A subject I often see discussed on the various bicycle forums is clipless pedals, and pedal float. This is more by way of an observation than to give advice because clipless pedals came on the market in the last few years I was in the bike business.
For many years, we all used toe clips and straps, and there was no float in the pedal cleats. Which leaves me to wonder who in their wisdom decided when designing clipless pedals, the foot needed to have sideways movement (float) on the pedal?
Was it demanded by the riders, or offered as a sales gimmick by the manufacturers as something that the “old tech” pedals didn’t have? Because like every piece of new technology that comes on the market, consumers soon find they can’t do without it.
I understand that now some pro riders are going back to fixed cleats on their clipless pedals, and the many riders who try to follow suit have all kinds of problems with their knee joints, etc.
When I started riding seriously in the early 1950s, cycling shoes had leather soles, and cleats were nailed on. They came in a little packet with 20 or 30 nails per cleat. Luckily, this was in a time before God created tennis shoes, and every household had basic shoe repair equipment.
This included a shoemaker’s last or iron foot that you put the shoe on to nail the cleats in place. Imagine doing this for the first time, staring at a flat leather sole, with absolutely no indication where the cleat should go.
You nailed them on, went out for a test ride. If they were wrong, you came home, and ripped the cleats off with a pair of pliers. Then you had to find some new nails and start over.
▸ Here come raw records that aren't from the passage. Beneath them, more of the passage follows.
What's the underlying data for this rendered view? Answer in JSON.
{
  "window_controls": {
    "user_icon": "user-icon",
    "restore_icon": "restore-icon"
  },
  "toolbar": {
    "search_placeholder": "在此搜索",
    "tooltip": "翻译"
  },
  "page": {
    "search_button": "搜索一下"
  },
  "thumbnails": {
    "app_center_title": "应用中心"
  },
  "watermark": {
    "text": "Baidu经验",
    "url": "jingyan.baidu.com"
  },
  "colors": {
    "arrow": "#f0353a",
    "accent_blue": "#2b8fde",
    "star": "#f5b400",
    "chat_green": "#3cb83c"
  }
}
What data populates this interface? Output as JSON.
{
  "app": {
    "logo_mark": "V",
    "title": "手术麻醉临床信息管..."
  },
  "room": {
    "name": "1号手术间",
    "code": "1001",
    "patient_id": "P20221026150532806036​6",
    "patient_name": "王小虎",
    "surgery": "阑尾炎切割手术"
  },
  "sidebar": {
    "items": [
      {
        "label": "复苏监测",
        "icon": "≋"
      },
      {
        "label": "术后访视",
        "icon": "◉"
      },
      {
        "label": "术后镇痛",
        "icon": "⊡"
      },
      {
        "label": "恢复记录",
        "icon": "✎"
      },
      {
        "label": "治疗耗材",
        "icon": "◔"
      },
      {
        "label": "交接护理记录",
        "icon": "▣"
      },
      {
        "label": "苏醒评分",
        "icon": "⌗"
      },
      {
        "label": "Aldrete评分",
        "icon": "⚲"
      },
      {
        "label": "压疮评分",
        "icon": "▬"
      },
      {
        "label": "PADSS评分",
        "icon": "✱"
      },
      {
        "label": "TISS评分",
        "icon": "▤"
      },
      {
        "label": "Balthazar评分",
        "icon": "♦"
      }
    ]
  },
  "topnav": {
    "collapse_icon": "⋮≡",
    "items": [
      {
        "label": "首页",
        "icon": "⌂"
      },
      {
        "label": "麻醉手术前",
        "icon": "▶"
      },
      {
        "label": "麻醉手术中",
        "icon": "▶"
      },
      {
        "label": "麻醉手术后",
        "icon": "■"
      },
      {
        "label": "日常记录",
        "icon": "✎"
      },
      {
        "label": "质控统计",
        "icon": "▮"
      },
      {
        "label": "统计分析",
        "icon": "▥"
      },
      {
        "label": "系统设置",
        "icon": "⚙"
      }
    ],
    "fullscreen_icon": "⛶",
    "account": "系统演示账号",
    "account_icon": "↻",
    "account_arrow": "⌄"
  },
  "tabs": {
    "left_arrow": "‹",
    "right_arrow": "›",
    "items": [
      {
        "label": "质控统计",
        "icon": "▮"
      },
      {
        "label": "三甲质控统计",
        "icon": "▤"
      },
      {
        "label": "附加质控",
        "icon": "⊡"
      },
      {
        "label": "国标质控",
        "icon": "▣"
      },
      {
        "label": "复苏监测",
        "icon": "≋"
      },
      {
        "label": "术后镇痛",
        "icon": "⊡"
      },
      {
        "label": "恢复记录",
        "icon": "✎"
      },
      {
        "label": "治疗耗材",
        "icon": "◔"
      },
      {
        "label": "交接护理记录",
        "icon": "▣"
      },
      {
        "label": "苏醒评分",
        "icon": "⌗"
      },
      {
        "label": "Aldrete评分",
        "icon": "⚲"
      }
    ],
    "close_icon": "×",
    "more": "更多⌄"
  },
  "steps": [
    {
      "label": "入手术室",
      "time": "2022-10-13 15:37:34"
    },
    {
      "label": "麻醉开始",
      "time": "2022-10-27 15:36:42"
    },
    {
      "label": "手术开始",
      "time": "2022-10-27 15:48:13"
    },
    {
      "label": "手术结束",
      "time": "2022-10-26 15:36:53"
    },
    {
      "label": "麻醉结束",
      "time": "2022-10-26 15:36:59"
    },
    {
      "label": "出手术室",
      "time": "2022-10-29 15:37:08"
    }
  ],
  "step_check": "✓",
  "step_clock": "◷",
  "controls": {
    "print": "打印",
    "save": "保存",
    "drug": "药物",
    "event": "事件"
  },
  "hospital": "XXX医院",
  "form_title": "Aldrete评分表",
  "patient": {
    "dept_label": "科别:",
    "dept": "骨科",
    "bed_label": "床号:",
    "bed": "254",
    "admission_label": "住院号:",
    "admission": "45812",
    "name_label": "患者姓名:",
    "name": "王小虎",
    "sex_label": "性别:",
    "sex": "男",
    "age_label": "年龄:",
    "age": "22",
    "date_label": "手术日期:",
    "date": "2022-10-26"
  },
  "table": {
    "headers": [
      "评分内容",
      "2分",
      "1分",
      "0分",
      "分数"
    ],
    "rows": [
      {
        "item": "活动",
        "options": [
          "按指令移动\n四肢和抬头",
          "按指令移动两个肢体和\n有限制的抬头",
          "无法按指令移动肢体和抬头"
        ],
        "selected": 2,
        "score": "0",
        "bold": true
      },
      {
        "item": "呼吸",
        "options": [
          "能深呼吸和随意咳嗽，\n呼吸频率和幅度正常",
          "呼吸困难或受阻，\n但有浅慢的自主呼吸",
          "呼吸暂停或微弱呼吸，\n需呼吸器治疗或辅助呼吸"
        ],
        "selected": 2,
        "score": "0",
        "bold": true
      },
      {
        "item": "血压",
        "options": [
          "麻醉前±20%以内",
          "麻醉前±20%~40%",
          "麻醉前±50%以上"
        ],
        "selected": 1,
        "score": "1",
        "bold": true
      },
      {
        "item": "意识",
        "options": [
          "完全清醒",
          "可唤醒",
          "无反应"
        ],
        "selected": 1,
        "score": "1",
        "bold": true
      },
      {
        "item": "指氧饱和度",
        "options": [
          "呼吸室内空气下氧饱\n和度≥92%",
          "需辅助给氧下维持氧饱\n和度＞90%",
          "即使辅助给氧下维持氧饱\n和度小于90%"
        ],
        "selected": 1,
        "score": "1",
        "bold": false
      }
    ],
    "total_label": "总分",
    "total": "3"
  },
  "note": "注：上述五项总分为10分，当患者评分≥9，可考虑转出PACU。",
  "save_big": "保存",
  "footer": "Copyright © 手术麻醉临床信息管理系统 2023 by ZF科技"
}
We soon learned where the cleats should be. If they were misaligned, guess what? We had knee problems, just like riders with clipless pedals today. It seems to me that the real problem is, not with the pedal having float, but with the correct alignment of the cleats.
I still use toe clips and straps, and my cleats are aligned as follows. With the shoes side by side, soles and heels touching, the slots in the cleats are in a straight line across both shoes. You could drop a straight edge in the slot.
This means when pedaling, the inside of my foot is parallel with the crank arm. In addition, when I place the two shoes with soles facing, the slots in the cleats line up.
As usual, my post contains a little bit of history. If we look back at how we got where we are today, often the problems we encountered in the past are a clue to solving the problems of today.